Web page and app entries
=-=-=-=-=

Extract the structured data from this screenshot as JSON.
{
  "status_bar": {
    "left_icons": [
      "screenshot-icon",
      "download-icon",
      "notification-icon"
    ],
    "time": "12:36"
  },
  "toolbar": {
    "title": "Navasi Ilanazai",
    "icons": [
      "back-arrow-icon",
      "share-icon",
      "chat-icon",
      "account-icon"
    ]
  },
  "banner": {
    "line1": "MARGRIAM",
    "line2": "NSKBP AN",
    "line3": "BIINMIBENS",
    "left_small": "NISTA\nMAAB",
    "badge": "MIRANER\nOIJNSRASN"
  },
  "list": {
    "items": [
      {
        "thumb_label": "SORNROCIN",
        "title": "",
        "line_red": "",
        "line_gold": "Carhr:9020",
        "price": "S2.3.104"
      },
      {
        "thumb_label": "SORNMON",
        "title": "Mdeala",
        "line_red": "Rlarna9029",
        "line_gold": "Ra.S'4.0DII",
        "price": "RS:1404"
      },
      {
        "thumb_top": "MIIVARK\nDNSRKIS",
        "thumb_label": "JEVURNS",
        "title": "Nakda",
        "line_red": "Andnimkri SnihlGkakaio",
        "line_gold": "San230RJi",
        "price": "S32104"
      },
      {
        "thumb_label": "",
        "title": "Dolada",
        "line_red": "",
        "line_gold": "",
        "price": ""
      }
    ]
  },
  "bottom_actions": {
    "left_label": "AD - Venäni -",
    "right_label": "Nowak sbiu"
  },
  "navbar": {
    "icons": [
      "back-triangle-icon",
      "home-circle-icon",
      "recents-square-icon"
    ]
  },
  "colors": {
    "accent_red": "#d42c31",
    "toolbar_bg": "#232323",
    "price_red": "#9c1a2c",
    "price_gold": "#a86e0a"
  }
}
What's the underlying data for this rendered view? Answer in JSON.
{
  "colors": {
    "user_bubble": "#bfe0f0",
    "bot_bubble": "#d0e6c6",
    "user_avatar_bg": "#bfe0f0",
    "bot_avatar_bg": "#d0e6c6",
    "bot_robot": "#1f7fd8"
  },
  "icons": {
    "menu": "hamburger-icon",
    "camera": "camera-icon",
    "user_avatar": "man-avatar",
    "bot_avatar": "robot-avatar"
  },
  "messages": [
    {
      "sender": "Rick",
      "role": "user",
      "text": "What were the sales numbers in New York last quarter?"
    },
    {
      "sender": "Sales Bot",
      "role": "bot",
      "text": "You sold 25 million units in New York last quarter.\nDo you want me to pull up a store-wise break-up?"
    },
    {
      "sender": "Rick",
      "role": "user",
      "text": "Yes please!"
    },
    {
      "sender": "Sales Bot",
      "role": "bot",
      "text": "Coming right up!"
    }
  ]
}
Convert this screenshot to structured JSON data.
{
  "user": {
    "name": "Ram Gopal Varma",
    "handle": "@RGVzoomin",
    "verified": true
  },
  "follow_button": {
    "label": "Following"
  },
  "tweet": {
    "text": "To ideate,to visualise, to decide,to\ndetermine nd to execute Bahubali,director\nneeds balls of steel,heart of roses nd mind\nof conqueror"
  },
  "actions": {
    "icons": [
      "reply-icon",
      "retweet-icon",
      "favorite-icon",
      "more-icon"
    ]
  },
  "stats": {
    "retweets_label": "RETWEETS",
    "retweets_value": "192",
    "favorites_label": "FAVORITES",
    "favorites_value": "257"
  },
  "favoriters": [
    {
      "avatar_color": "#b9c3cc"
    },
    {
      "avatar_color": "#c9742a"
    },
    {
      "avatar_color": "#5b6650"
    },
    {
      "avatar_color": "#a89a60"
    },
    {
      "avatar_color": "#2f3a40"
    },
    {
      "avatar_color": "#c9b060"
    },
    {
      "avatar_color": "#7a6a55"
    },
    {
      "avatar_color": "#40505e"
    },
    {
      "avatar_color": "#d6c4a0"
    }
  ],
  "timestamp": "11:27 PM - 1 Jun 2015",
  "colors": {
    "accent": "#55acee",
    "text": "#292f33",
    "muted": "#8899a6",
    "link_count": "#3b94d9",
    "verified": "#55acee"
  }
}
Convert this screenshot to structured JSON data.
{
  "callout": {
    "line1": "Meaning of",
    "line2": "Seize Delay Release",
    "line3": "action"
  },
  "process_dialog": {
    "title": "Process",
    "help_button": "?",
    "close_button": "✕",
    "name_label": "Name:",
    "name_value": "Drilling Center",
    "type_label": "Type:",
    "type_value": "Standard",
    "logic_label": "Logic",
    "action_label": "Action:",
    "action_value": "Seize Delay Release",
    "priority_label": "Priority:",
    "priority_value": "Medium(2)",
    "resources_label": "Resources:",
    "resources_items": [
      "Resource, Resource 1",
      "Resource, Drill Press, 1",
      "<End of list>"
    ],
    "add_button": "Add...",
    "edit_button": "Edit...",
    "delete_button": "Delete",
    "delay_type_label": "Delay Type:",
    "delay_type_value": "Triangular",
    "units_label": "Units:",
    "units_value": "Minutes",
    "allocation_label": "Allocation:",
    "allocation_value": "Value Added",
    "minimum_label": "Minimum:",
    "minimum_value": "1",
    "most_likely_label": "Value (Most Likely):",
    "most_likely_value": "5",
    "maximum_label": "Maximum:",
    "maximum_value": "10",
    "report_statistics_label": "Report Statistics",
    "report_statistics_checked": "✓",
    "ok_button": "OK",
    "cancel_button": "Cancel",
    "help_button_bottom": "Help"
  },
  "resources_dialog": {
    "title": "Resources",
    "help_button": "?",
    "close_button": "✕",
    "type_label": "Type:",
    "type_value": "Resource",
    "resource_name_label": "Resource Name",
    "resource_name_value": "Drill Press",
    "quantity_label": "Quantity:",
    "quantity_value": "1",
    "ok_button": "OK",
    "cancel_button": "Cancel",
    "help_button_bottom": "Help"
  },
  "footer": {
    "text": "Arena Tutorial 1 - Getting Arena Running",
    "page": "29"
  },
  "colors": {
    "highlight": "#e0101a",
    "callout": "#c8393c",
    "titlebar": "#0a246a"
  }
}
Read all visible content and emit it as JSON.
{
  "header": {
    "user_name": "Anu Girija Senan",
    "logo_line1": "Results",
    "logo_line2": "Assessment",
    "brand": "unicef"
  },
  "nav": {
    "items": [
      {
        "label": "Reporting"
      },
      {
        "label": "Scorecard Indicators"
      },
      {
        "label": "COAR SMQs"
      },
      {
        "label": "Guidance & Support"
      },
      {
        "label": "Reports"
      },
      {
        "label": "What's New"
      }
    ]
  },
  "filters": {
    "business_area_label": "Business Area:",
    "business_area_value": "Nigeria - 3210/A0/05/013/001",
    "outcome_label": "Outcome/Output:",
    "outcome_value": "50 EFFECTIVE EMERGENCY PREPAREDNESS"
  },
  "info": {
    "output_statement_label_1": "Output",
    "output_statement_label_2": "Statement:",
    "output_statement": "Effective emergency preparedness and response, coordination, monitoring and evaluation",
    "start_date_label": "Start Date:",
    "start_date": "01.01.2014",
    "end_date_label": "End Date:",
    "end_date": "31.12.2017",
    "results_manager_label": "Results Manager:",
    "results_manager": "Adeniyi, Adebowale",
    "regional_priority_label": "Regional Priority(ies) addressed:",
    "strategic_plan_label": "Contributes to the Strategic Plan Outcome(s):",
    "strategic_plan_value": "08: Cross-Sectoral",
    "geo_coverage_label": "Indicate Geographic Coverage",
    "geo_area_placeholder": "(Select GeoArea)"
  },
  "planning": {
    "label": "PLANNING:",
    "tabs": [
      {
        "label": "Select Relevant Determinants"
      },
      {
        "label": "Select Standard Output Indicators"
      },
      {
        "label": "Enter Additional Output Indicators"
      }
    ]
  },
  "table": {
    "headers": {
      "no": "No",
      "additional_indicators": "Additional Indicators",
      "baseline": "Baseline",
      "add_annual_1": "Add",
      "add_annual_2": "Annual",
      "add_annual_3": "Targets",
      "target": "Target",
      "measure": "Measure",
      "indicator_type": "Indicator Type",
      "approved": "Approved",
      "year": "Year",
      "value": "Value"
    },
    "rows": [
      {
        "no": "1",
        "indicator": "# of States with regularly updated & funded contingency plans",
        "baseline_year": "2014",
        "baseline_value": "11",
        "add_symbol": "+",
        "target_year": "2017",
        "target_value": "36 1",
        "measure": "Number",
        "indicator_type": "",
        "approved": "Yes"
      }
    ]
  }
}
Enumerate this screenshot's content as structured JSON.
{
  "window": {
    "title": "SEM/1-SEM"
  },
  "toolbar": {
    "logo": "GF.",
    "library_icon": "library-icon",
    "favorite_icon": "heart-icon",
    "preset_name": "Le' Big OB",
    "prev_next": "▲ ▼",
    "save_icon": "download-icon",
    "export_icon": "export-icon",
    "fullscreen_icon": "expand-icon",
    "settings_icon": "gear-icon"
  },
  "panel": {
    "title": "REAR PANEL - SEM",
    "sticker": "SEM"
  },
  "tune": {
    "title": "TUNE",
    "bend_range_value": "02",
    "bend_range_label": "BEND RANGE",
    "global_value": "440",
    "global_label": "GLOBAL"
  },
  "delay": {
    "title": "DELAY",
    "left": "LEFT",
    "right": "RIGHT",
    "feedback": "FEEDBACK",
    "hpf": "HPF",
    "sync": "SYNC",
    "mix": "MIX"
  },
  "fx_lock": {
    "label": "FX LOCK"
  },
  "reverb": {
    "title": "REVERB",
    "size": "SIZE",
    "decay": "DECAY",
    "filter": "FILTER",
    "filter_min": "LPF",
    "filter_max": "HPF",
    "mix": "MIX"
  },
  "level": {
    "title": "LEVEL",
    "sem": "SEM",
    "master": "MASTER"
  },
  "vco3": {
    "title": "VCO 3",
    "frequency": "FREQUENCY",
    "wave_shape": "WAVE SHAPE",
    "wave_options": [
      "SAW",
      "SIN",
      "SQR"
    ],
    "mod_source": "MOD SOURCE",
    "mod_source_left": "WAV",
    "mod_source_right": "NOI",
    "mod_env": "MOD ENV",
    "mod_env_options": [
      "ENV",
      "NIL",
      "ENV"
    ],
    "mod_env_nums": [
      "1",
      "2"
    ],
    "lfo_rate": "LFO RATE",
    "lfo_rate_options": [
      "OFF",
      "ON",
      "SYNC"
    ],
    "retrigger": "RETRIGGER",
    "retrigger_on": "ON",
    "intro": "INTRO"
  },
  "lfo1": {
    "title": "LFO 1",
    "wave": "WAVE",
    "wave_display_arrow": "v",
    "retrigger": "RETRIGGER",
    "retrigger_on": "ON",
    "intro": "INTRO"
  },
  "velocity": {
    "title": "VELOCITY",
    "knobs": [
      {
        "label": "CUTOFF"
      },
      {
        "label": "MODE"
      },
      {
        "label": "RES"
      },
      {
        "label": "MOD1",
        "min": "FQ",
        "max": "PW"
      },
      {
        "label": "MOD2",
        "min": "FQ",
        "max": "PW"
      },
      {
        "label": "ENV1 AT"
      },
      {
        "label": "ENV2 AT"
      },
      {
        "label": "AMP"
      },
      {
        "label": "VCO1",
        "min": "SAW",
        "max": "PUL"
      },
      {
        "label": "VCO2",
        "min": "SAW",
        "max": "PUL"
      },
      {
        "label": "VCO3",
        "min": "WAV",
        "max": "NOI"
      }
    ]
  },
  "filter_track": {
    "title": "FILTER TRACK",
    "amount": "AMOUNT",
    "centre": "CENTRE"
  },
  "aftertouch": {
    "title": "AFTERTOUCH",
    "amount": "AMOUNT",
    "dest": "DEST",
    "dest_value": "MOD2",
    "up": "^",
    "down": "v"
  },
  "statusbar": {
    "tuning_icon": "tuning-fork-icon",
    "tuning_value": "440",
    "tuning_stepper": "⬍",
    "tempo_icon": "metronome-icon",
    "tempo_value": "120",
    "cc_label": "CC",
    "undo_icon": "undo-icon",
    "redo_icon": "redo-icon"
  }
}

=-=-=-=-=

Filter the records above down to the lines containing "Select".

The answer:
    "geo_area_placeholder": "(Select GeoArea)"
        "label": "Select Relevant Determinants"
        "label": "Select Standard Output Indicators"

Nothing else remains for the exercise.